**What you will do**.
The data that follows is to be copied exactly, with each image removed.

(Recorded data)
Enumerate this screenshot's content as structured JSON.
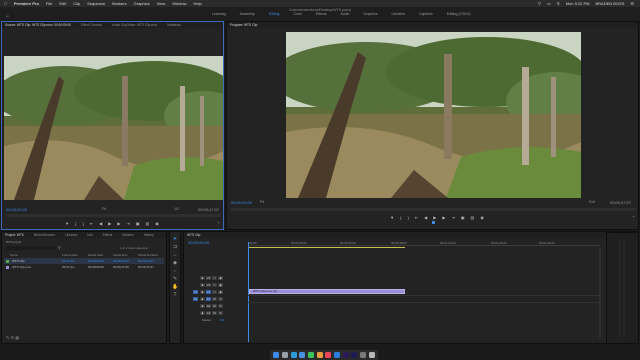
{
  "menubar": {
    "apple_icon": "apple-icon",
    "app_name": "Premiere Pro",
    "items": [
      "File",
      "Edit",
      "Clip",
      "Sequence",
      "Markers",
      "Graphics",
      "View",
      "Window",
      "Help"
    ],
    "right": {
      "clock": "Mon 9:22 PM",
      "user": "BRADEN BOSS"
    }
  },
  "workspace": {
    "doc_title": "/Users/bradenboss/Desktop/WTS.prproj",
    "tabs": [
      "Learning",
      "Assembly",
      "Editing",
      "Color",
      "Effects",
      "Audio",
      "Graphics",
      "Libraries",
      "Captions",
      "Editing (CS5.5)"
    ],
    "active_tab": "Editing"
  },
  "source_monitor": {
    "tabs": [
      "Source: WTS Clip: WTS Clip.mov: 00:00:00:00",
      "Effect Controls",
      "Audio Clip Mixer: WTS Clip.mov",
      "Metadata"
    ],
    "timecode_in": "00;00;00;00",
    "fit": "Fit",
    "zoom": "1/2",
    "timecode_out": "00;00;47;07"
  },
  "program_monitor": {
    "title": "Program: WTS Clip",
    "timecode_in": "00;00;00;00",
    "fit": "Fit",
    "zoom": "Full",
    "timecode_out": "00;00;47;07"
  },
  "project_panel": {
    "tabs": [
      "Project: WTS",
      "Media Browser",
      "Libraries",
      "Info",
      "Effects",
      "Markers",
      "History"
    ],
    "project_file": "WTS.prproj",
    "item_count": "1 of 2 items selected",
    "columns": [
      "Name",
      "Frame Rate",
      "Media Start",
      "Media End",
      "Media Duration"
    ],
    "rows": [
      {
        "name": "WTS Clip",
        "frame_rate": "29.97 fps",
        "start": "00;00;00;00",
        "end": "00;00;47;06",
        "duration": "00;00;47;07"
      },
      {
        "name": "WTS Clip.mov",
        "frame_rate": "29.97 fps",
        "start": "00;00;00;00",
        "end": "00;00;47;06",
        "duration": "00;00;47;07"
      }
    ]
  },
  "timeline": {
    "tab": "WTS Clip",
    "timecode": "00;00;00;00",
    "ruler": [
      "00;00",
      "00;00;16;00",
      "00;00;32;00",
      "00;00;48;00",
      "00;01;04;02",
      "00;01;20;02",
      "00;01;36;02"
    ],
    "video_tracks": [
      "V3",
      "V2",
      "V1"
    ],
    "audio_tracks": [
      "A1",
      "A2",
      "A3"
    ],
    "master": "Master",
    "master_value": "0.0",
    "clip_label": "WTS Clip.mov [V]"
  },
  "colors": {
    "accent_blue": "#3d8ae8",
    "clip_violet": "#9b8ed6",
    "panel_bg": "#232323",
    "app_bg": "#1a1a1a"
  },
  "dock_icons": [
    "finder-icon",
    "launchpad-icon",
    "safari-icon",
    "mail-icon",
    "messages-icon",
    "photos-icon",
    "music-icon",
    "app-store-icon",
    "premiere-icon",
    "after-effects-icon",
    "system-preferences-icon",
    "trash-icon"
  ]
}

**Solution below**.
Enumerate this screenshot's content as structured JSON.
{
  "menubar": {
    "apple_icon": "apple-icon",
    "app_name": "Premiere Pro",
    "items": [
      "File",
      "Edit",
      "Clip",
      "Sequence",
      "Markers",
      "Graphics",
      "View",
      "Window",
      "Help"
    ],
    "right": {
      "clock": "Mon 9:22 PM",
      "user": "BRADEN BOSS"
    }
  },
  "workspace": {
    "doc_title": "/Users/bradenboss/Desktop/WTS.prproj",
    "tabs": [
      "Learning",
      "Assembly",
      "Editing",
      "Color",
      "Effects",
      "Audio",
      "Graphics",
      "Libraries",
      "Captions",
      "Editing (CS5.5)"
    ],
    "active_tab": "Editing"
  },
  "source_monitor": {
    "tabs": [
      "Source: WTS Clip: WTS Clip.mov: 00:00:00:00",
      "Effect Controls",
      "Audio Clip Mixer: WTS Clip.mov",
      "Metadata"
    ],
    "timecode_in": "00;00;00;00",
    "fit": "Fit",
    "zoom": "1/2",
    "timecode_out": "00;00;47;07"
  },
  "program_monitor": {
    "title": "Program: WTS Clip",
    "timecode_in": "00;00;00;00",
    "fit": "Fit",
    "zoom": "Full",
    "timecode_out": "00;00;47;07"
  },
  "project_panel": {
    "tabs": [
      "Project: WTS",
      "Media Browser",
      "Libraries",
      "Info",
      "Effects",
      "Markers",
      "History"
    ],
    "project_file": "WTS.prproj",
    "item_count": "1 of 2 items selected",
    "columns": [
      "Name",
      "Frame Rate",
      "Media Start",
      "Media End",
      "Media Duration"
    ],
    "rows": [
      {
        "name": "WTS Clip",
        "frame_rate": "29.97 fps",
        "start": "00;00;00;00",
        "end": "00;00;47;06",
        "duration": "00;00;47;07"
      },
      {
        "name": "WTS Clip.mov",
        "frame_rate": "29.97 fps",
        "start": "00;00;00;00",
        "end": "00;00;47;06",
        "duration": "00;00;47;07"
      }
    ]
  },
  "timeline": {
    "tab": "WTS Clip",
    "timecode": "00;00;00;00",
    "ruler": [
      "00;00",
      "00;00;16;00",
      "00;00;32;00",
      "00;00;48;00",
      "00;01;04;02",
      "00;01;20;02",
      "00;01;36;02"
    ],
    "video_tracks": [
      "V3",
      "V2",
      "V1"
    ],
    "audio_tracks": [
      "A1",
      "A2",
      "A3"
    ],
    "master": "Master",
    "master_value": "0.0",
    "clip_label": "WTS Clip.mov [V]"
  },
  "colors": {
    "accent_blue": "#3d8ae8",
    "clip_violet": "#9b8ed6",
    "panel_bg": "#232323",
    "app_bg": "#1a1a1a"
  },
  "dock_icons": [
    "finder-icon",
    "launchpad-icon",
    "safari-icon",
    "mail-icon",
    "messages-icon",
    "photos-icon",
    "music-icon",
    "app-store-icon",
    "premiere-icon",
    "after-effects-icon",
    "system-preferences-icon",
    "trash-icon"
  ]
}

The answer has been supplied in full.